# thermochemistry - energy and enthalpy of different substances in water

I conducted an experiment in which I added Sodium Nitrate, Potassium Nitrate, Potassium Chloride, and Sodium Hydroxide - all separately into water - then measured the temperature change of each. The results were endothermic reactions for the first three reactions, and it was exothermic for Sodium Hydroxide. (sulfuric acid was used as a catalyst for the exothermic reaction).

Information that I have: Mass/volume for each substance, Initial Temperature, and Final Temperature.

Now I want to find the q (energy) for each solution, the enthalpy change for each solution, and the enthalpy change for the reaction.

I'm thinking I can use the heat capacity of water (4.18 J/gK) to calculate, however, I'm not sure.

• What relationships (mathematical equations) are you familiar with that relate heat (q) and the heat capacity of water or a solute in water? – bobthechemist Nov 6 '13 at 20:25
• I am familiar with q= mct , -q reactants = q surroundings , Hess's Law ... Grade 12 chemistry level. – Ds.109 Nov 7 '13 at 3:14
• Yes. The water is absorbing the heat from the reaction, so 4.18 J/g is the appropriate value for c to use. I presume you also know the mass of water used so you can use $q=mc \Delta T$ – bobthechemist Nov 7 '13 at 3:39

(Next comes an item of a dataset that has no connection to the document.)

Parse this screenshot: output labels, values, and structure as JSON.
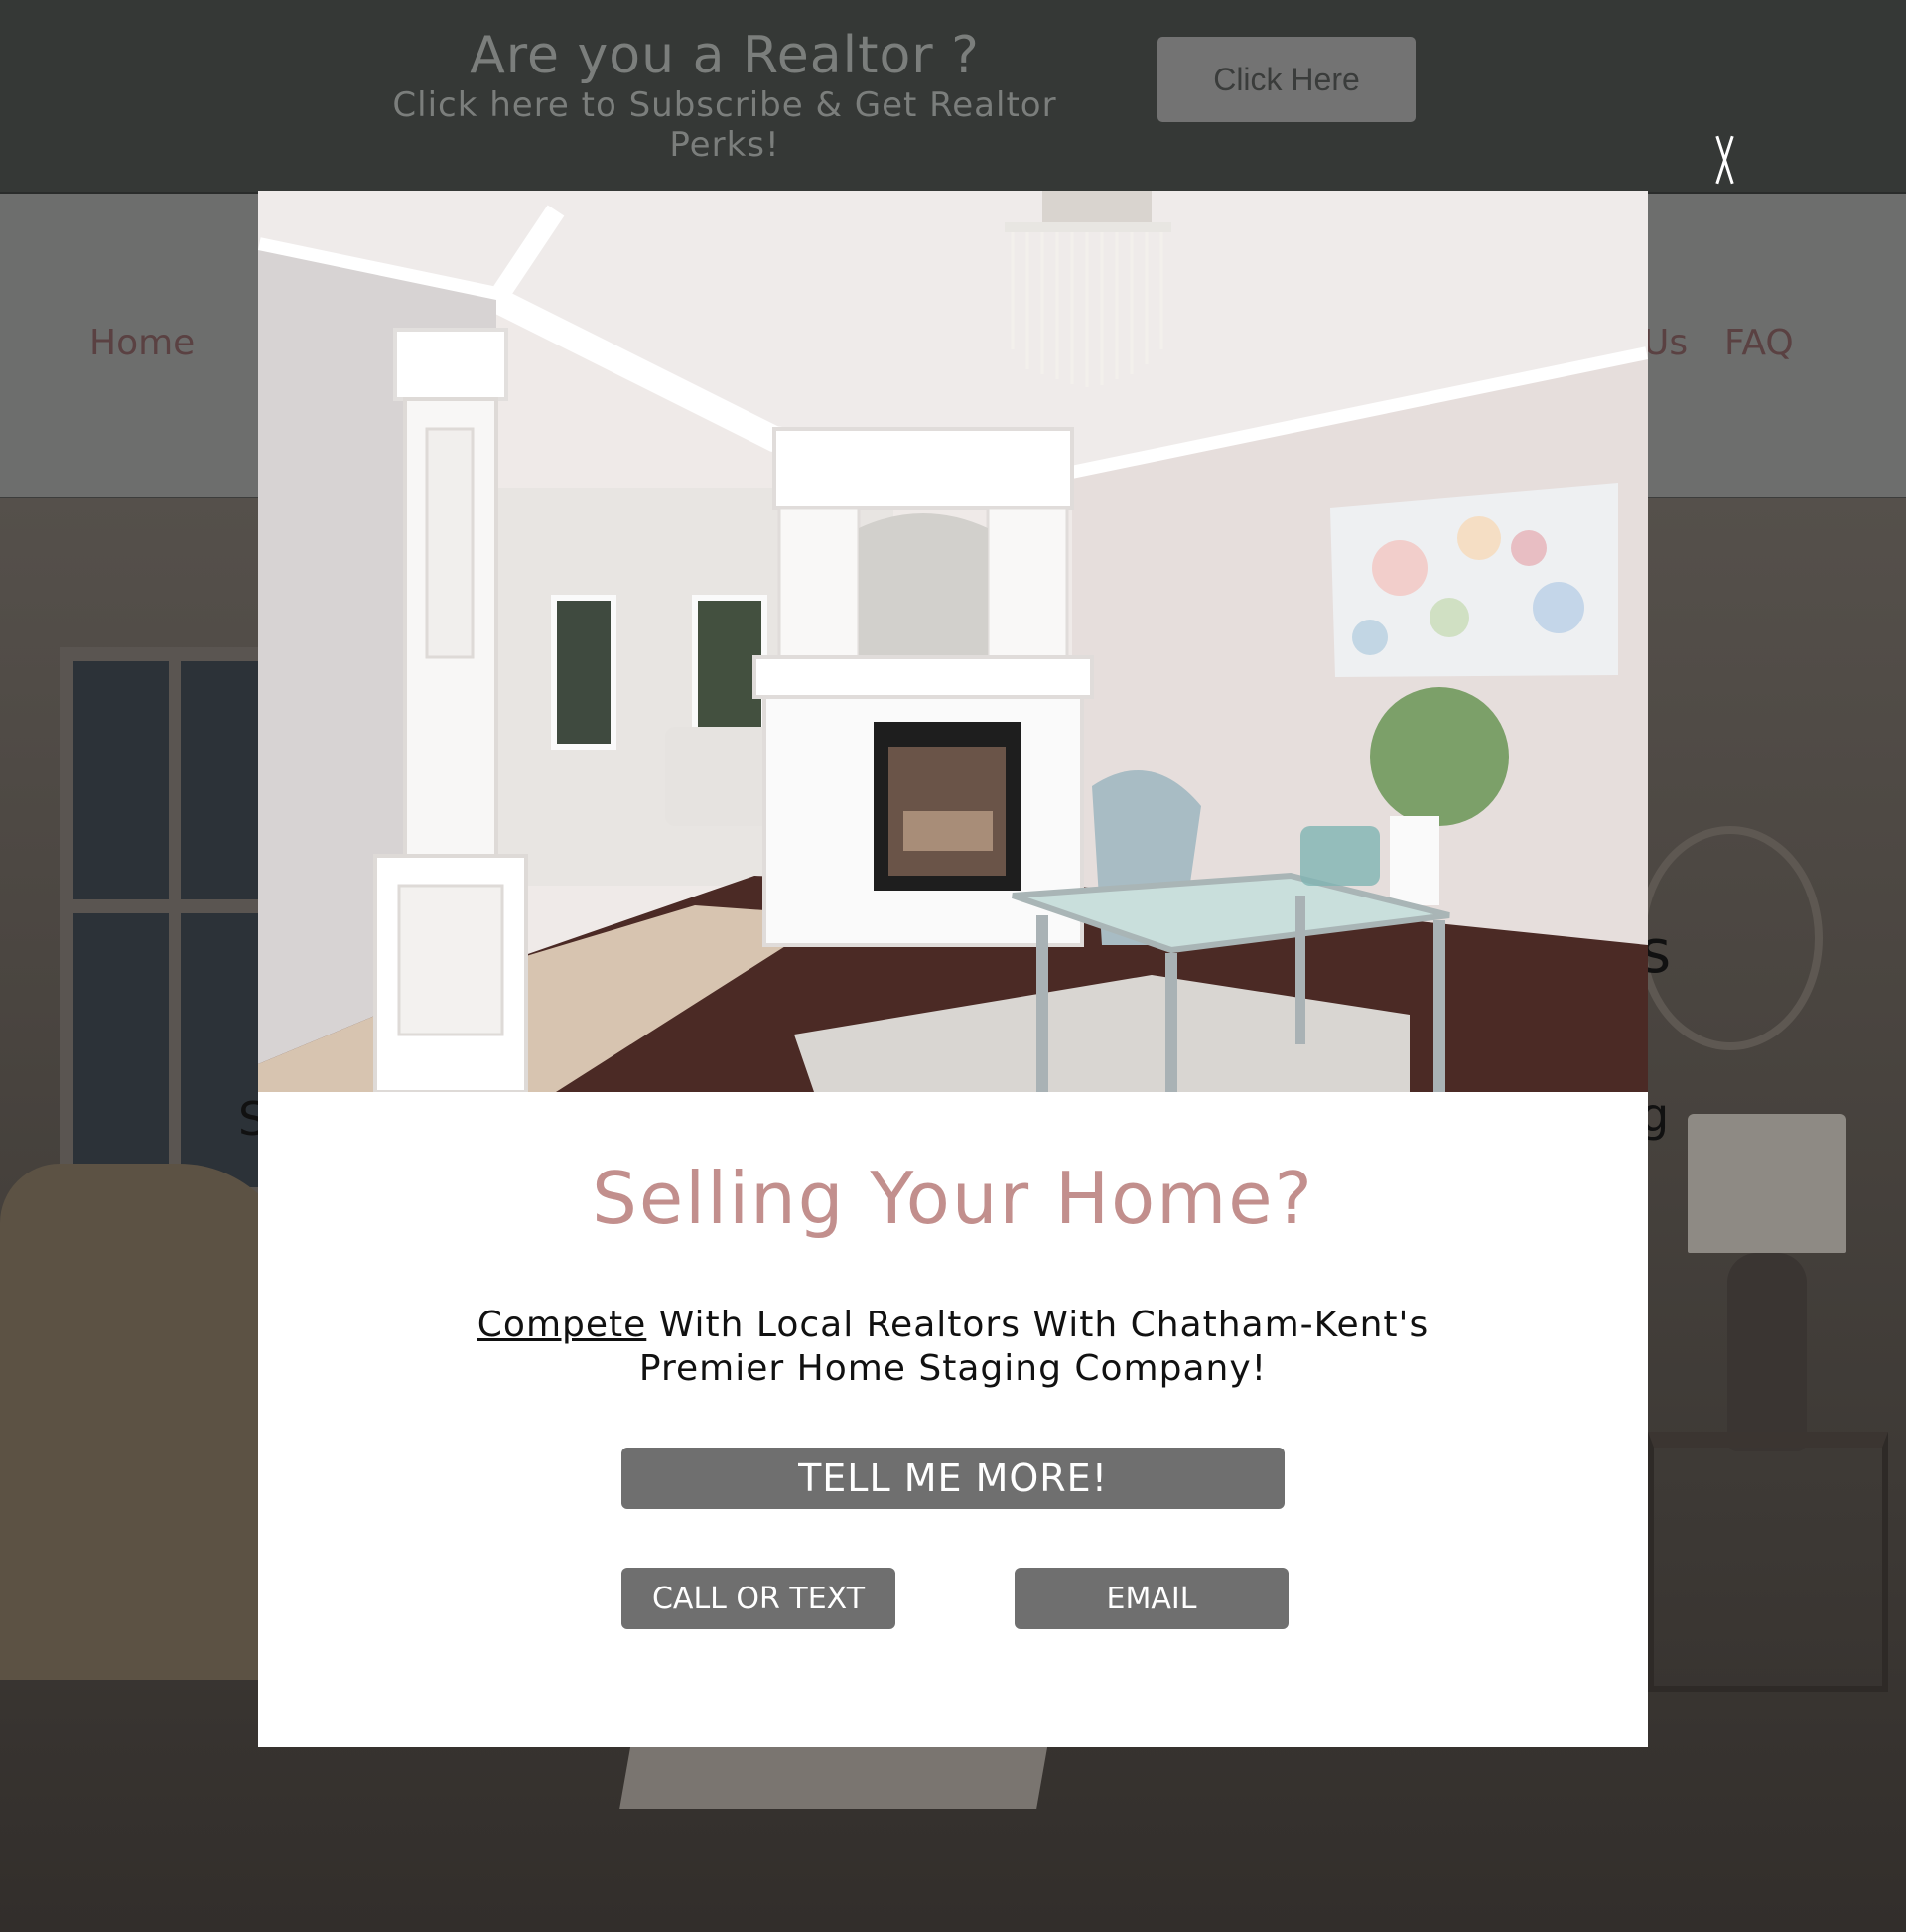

Assuming that the heat capacity of the system is constant, you could use the temperature differences you measured and calculate the enthalpy change: $\Delta H = C_P\Delta T$. At constant pressure (which you presumably have), the enthalpy change is equal to the heat entering or leaving the system, i.e. $q=\Delta H$.